**** Material supplied ****
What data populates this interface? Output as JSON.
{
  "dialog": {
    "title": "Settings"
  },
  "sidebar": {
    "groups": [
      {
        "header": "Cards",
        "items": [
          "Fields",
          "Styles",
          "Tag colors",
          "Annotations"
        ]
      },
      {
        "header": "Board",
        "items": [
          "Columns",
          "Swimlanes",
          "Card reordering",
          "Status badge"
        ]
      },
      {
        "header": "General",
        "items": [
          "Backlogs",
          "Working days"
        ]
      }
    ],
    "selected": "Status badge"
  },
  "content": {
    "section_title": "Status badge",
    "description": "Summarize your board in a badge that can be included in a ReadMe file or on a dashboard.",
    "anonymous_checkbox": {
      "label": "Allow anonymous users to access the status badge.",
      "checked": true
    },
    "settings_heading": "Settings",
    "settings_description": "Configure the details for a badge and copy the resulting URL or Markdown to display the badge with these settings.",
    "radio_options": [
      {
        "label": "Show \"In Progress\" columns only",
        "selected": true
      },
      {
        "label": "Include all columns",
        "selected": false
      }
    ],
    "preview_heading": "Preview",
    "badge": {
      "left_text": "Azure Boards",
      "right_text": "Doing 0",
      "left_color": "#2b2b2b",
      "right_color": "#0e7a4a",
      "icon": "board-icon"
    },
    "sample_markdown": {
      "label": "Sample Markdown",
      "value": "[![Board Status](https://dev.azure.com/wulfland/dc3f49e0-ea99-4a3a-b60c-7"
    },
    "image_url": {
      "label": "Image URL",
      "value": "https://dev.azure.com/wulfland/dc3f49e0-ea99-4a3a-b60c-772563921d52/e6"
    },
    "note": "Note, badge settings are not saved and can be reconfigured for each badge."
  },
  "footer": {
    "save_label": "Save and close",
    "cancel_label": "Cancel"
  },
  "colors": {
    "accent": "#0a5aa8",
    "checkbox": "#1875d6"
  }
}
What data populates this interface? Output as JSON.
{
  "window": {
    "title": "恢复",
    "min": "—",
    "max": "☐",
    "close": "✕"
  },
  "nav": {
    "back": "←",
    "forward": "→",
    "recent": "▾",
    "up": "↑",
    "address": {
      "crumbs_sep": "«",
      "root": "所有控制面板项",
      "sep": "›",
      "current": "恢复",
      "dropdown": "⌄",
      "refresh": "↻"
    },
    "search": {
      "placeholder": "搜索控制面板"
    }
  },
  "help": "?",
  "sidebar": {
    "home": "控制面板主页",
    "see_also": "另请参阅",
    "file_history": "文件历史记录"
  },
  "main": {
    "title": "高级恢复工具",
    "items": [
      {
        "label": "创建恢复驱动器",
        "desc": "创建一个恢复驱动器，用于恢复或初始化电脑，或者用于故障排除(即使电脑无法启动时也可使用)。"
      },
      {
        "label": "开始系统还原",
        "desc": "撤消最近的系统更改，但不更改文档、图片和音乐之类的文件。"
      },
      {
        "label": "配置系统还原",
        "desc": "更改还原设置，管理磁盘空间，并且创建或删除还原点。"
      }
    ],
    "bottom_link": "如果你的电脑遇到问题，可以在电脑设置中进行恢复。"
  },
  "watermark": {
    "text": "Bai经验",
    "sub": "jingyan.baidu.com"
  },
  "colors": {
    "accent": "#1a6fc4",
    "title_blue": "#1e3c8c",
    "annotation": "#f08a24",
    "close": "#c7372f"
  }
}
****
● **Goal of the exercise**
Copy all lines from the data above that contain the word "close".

● **Reply**
    "save_label": "Save and close",
    "close": "✕"
    "close": "#c7372f"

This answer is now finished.